It is best to start with a small amount and increase this very slowly. Puree the foods very smooth. Perhaps start with half a teaspoon to 2 teaspoonfuls per meal in the beginning and keep a note of the quantities your baby is consuming. If your baby turns the solid food away, leave it a few days and then try again. It may take several attempts with certain foods.
Reflux symptoms may be made worse if the total volume of food given in a day is increased too quickly. For example, the baby may be able to tolerate one tablespoon once a day or one teaspoon three times a day but not one tablespoon three times a day.
Don’t be too concerned about variety or amount of solids in your baby’s diet – they will eventually grow up and be able to tolerate larger volumes and variety. If you are concerned about their diet, consult a dietician.
Lumpier mixed solids
Some babies progress well onto solids, but are reluctant to take mixed (lumpier) textures. Aim to start your baby on mixed (lumpy) textured solids by seven to nine months of age.
Delaying introduction of mixed textures until beyond nine months is associated with fussier feeding and delays in developing speech mechanisms. Make eating a fun experience and allow your child opportunities to feed themselves and experience new textures in their own way. Be prepared for lots of mess! Research shows it is the frequency of tasting solids rather than the amount your child eats that helps them progress onto new tastes and textures. Therefore, try offering your seven to nine month baby very small amounts of mixed texture food at least twice daily until your child indicates he/she is keen to eat more.

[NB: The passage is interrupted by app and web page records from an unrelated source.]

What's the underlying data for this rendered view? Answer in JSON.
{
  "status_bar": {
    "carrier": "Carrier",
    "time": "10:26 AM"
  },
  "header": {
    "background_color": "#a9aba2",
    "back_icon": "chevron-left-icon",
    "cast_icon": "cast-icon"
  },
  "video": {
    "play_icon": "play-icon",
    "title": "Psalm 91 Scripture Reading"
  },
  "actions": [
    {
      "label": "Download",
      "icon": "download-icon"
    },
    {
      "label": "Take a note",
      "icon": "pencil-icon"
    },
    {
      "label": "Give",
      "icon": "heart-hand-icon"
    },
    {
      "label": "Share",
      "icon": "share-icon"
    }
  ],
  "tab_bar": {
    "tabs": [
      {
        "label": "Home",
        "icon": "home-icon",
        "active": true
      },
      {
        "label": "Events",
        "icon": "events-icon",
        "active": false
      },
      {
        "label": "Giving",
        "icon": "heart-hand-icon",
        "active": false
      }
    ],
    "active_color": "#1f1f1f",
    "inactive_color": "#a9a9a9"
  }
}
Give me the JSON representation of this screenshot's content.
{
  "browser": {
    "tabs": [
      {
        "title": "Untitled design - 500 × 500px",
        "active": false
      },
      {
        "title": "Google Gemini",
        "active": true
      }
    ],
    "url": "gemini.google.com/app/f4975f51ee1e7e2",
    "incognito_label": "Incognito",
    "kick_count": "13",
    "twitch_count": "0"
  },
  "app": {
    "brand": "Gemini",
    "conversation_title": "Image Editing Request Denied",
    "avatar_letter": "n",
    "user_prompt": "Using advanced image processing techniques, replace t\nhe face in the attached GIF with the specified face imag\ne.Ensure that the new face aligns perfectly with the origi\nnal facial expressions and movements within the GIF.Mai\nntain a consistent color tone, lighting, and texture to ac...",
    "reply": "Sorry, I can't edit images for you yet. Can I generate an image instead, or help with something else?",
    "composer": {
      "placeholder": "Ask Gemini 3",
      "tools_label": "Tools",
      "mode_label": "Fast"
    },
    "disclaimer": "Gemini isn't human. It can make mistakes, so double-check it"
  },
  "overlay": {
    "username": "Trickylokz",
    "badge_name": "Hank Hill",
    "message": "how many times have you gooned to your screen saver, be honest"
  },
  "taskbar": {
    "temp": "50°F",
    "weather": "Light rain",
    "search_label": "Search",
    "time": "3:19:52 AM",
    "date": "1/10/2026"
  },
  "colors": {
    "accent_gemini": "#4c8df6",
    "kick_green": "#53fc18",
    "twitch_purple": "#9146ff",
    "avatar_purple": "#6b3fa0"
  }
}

Source: © Roslyn Ballantyne (RN), National Coordinator GRSNNZ and Fiona Kenworthy, Speech-Language Therapist with permission.